Read the Case Study 6-1, Enterprise Architecture at American Express. Answer the following questions: What are the key components of the architecture American Express has created?
- What are the key components of the architecture American Express has created?
- Why was it important to standardize so much of the architecture? What are the advantages and disadvantages of a standard EA for American Express?
- Describe how the new architecture supports the goals and strategy of American Express.
- What types of future payment products and services should be anticipated and prepared for by the EA group? What is your vision of how payments might work?
- If you were advising the CIO of American Express, what would you suggest his group prepare for?
CASE STUDY 6-1 Enterprise Architecture at American Express
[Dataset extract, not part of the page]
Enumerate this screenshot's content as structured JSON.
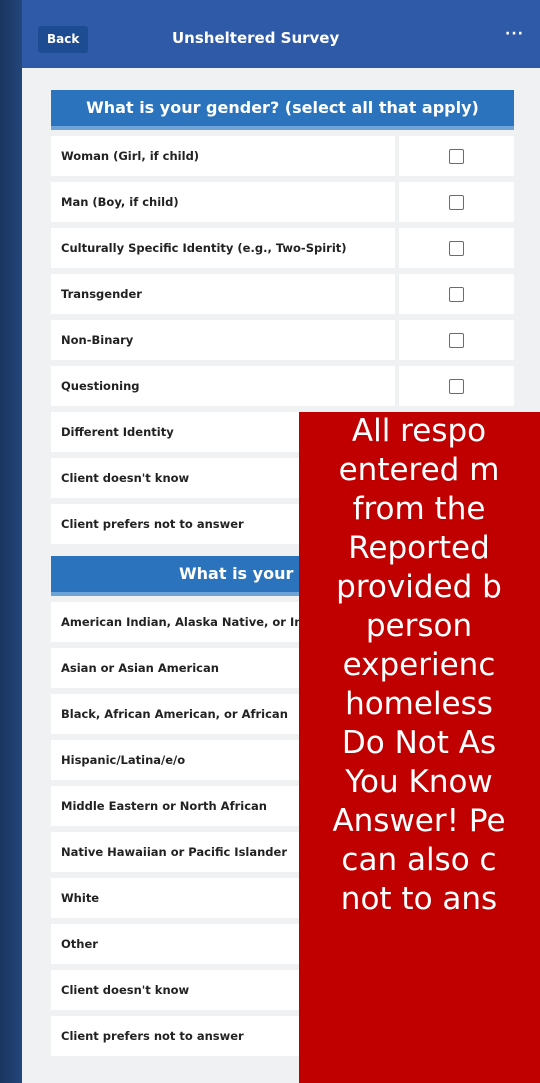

Enterprise architecture (EA) at American Express was the framework the organization used to align IT and the business. EA provided a common language for leaders to use to collaborate and transform the business. At American Express, enterprise architects were the change agents who streamlined processes and designed ways to more effectively do business using IT resources. In 2011, American Express was named an InfoWorld/Forrester Enterprise Architecture Award recipient for its EA practices. As American Express leaders considered new payment methods using mobile devices, the EA guided their progress. Mobile payments were forcing the payments industry to review their practices and significantly transform the way business was done. The new business environment introduced additional complexity with the addition of new delivery channels and the need for shorter time-to-market of payment products and services. American Express’s business strategy for its payments products focused on delivering a “consistent, global, integrated customer experience based on services running on a common application platform.” To achieve this goal, the EA team created reference architectures and road maps for standardized applications across the firm. This team then worked with multiple business solution delivery teams to create and manage the common application architecture and create strategies that facilitated each business’s objectives. Each strategy included a road map of initiatives that included a set of actions, the metrics to evaluate the success of these actions, and the commitments IT and the businesses made to make it happen. The road map was American Express’s way to standardize language, tools, life cycle management of the applications, and architecture and governance processes. The elements of the road map included technology, reference architecture, and capabilities for the business. The next steps for American Express were to extend the road maps to cover the maturing of SOA and to develop new reference architectures and a new taxonomy to increasingly align IT with the needs of the business. As new technologies emerged and new ways of doing business over social tools created opportunities for new payment products and services, American Express expected to continually evolve its EA.